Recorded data
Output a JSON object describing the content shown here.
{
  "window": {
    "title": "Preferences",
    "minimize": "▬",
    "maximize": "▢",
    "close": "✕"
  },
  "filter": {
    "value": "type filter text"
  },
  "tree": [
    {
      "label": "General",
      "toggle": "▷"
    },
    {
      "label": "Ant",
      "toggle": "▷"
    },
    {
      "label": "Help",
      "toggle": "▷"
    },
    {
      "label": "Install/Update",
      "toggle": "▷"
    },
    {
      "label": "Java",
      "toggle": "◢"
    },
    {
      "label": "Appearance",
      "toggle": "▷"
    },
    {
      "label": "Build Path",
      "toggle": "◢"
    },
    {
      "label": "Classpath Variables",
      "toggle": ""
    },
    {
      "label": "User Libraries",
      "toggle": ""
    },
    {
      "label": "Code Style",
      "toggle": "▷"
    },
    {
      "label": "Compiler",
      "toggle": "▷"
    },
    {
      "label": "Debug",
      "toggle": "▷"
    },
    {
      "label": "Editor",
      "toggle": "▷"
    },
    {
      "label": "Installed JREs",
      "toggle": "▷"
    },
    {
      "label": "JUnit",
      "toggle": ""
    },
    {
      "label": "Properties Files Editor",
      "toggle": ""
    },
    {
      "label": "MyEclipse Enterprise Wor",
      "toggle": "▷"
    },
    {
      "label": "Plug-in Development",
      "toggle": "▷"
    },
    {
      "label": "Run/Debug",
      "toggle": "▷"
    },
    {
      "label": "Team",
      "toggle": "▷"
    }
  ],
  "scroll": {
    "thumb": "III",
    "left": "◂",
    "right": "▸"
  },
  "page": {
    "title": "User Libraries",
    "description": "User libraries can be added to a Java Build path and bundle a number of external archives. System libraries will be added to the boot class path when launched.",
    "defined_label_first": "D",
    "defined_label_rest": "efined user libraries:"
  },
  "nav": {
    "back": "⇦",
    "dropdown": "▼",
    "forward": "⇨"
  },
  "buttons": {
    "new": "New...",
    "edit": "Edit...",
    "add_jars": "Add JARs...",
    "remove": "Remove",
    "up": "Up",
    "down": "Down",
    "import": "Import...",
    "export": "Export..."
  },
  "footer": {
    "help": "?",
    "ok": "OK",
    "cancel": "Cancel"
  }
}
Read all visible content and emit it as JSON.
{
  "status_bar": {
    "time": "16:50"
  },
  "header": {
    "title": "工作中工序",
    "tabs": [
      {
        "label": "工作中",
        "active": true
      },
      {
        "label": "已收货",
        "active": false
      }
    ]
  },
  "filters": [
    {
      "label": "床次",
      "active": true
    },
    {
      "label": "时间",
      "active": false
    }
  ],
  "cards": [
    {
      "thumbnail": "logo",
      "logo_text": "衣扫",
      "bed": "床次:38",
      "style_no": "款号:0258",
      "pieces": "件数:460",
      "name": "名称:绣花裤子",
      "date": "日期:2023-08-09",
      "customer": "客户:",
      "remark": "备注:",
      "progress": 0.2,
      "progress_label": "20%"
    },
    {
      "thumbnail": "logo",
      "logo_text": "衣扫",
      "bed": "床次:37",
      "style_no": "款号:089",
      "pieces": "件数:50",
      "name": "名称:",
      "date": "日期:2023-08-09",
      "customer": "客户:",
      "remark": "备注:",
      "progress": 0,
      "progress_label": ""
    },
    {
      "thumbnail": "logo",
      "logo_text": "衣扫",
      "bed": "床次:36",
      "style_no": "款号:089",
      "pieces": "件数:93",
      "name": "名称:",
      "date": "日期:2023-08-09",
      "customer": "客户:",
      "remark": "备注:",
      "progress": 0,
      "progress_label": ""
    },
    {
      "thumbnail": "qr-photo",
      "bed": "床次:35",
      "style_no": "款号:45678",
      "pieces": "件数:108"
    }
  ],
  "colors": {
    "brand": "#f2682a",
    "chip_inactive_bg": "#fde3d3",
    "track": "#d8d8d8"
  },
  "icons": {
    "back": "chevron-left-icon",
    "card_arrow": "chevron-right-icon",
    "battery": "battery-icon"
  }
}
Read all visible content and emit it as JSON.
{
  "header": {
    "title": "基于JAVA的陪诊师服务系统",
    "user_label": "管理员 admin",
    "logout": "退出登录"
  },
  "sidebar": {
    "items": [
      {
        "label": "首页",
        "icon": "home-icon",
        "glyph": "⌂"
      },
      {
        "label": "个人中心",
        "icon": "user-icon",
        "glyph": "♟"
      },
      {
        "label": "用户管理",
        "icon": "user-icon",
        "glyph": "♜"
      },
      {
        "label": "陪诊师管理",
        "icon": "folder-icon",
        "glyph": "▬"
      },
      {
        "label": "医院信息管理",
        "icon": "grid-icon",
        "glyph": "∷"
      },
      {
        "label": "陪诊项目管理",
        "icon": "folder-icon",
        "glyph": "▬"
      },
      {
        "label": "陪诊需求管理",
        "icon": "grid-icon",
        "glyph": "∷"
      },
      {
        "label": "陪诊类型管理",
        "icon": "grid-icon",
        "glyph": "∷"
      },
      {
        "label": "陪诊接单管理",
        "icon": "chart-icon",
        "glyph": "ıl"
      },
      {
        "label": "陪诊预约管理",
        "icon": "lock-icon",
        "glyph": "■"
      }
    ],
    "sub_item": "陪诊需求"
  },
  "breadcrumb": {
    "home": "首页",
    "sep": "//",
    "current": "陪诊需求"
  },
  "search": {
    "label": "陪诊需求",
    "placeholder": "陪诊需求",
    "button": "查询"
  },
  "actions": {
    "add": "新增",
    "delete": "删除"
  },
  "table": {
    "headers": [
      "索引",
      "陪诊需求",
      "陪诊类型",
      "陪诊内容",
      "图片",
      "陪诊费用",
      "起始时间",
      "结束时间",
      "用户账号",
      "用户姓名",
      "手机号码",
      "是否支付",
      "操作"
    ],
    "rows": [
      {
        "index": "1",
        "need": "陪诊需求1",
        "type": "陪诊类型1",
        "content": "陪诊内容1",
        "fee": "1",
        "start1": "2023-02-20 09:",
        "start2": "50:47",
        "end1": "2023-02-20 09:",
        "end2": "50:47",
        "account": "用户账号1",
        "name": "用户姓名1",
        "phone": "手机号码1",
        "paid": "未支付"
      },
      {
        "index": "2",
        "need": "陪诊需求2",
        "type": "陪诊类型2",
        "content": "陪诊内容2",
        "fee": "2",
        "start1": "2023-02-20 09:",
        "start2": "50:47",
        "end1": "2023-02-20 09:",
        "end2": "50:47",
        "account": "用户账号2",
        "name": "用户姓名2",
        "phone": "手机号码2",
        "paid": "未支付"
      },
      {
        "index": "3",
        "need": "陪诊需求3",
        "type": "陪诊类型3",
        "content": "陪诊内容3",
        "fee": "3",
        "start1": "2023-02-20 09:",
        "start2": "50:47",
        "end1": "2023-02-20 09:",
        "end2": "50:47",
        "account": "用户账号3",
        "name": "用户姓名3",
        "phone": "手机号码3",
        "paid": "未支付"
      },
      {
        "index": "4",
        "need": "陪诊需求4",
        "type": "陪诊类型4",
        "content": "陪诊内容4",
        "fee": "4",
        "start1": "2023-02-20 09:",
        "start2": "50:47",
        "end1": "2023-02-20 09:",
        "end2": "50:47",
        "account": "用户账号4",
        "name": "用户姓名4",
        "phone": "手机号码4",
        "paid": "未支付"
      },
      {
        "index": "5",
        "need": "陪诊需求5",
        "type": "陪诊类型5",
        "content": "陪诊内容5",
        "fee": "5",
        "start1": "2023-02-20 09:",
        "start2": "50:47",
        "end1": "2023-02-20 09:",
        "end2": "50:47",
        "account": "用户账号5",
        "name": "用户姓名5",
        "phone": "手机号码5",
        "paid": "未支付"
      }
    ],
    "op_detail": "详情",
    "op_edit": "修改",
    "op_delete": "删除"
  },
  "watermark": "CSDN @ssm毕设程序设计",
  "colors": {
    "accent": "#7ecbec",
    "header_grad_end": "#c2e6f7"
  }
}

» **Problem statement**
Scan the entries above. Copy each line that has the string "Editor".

» **Answer space**
      "label": "Editor",
      "label": "Properties Files Editor",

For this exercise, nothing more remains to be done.